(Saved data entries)
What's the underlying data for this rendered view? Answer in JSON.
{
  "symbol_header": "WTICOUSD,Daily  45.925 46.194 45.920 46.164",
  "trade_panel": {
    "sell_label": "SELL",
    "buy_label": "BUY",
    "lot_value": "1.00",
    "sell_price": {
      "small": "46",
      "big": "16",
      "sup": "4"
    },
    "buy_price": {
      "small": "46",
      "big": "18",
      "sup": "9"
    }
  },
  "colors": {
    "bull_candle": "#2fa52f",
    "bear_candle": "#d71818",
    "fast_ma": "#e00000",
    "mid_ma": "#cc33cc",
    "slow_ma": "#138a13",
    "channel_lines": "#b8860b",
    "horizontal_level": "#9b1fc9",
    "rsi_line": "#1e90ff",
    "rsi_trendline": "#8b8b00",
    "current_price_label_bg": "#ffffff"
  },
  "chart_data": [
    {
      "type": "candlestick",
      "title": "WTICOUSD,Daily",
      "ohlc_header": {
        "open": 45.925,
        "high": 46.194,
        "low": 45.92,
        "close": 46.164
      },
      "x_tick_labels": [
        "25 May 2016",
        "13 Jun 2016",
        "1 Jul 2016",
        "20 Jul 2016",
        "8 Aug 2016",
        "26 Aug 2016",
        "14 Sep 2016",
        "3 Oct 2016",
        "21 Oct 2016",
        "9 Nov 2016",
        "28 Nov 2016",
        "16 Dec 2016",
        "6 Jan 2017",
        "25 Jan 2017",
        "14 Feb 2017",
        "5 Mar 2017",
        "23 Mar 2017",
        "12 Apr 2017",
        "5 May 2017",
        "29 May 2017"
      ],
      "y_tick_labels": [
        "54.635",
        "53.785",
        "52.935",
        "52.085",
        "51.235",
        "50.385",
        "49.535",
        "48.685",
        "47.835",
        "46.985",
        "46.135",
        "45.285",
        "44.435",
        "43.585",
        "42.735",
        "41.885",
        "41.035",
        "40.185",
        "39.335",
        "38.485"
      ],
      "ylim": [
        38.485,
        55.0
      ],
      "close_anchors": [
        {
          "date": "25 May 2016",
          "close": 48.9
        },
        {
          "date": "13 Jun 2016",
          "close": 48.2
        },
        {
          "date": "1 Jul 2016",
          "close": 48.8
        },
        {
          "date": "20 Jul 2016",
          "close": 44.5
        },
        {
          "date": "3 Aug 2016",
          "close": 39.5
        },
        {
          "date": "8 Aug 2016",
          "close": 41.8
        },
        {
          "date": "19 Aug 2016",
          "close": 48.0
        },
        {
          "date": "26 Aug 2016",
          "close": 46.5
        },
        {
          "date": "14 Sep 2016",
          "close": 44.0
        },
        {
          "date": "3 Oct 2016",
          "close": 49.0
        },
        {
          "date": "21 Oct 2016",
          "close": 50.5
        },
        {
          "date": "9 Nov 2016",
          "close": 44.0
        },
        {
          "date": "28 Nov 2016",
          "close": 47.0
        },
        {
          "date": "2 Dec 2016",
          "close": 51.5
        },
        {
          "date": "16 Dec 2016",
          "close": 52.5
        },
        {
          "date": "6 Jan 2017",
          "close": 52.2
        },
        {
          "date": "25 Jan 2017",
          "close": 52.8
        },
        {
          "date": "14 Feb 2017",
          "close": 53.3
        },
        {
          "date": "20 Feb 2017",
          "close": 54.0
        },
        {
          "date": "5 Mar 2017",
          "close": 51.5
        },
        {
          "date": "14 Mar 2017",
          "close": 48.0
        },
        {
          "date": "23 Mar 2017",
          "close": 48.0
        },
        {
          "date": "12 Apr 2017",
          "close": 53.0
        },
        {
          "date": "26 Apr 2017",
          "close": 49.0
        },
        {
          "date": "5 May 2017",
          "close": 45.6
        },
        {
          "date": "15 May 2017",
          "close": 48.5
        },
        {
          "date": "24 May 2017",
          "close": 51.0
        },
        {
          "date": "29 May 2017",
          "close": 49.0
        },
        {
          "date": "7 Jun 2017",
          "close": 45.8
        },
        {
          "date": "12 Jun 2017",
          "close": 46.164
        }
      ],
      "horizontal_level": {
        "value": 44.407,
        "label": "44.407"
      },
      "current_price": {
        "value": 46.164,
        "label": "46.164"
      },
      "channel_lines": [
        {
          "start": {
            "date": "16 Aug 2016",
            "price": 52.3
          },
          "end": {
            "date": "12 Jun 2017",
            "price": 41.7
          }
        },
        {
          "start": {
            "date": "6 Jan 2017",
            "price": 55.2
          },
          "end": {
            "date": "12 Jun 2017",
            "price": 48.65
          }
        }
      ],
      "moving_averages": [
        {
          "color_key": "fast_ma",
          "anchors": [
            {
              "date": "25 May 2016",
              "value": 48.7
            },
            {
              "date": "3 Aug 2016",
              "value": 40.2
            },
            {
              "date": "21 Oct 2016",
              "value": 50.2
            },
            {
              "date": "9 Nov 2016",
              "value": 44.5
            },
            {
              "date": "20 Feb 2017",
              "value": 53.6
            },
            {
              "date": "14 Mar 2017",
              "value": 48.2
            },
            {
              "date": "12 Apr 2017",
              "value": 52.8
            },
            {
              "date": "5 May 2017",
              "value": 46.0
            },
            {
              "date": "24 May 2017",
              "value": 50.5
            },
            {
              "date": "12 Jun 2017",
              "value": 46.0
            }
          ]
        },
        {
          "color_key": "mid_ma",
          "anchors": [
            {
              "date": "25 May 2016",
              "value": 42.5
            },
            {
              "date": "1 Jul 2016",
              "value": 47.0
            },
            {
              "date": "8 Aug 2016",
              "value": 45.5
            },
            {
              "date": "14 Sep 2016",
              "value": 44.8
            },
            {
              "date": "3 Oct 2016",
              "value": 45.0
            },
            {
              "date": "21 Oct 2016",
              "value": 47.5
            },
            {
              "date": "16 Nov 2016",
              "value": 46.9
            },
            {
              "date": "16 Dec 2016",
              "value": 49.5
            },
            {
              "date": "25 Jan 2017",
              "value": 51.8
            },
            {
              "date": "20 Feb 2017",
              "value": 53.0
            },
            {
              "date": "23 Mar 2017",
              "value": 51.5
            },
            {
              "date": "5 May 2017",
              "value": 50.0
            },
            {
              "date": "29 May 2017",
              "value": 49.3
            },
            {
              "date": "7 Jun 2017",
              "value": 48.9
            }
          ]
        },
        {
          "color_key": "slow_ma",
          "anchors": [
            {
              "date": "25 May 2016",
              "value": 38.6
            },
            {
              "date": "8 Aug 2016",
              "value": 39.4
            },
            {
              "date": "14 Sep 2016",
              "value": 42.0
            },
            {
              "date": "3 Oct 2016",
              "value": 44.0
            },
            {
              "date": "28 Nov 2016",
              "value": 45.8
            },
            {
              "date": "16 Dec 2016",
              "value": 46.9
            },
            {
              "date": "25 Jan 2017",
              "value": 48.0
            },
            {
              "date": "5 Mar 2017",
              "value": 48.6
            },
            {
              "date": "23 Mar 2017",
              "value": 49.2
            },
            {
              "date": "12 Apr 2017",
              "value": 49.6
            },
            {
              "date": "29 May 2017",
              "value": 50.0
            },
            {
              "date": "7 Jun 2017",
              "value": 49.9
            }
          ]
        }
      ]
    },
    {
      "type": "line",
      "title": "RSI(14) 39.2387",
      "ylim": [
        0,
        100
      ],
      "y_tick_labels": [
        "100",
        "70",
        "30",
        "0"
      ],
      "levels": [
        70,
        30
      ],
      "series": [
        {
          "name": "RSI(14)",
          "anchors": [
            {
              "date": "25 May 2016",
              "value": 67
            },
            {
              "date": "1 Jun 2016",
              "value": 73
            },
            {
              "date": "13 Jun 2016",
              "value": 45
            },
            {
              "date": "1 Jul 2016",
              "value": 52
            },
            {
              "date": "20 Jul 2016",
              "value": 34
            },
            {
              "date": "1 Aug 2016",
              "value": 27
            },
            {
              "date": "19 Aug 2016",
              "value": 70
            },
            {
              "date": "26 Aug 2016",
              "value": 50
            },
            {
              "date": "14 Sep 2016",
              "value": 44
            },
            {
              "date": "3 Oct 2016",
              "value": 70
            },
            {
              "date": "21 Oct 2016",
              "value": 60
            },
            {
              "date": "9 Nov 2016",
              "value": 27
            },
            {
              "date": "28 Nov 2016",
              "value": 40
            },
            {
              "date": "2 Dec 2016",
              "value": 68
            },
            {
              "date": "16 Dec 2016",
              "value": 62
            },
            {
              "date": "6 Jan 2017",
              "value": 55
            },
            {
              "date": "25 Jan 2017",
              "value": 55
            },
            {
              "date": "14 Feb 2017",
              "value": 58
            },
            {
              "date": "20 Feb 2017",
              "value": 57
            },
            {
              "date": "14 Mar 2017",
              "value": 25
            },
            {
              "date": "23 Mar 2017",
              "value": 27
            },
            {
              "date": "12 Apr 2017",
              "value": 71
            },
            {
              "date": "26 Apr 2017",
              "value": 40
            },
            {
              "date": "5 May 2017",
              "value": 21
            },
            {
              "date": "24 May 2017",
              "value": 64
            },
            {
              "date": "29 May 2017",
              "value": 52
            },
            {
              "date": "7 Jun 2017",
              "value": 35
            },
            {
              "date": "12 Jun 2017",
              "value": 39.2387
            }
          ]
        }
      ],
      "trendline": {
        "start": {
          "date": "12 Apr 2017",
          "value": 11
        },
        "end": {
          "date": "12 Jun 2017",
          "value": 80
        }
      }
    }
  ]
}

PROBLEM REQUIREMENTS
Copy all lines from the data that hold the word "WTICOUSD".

RESPONSE FOR THIS EXERCISE
  "symbol_header": "WTICOUSD,Daily  45.925 46.194 45.920 46.164",
      "title": "WTICOUSD,Daily",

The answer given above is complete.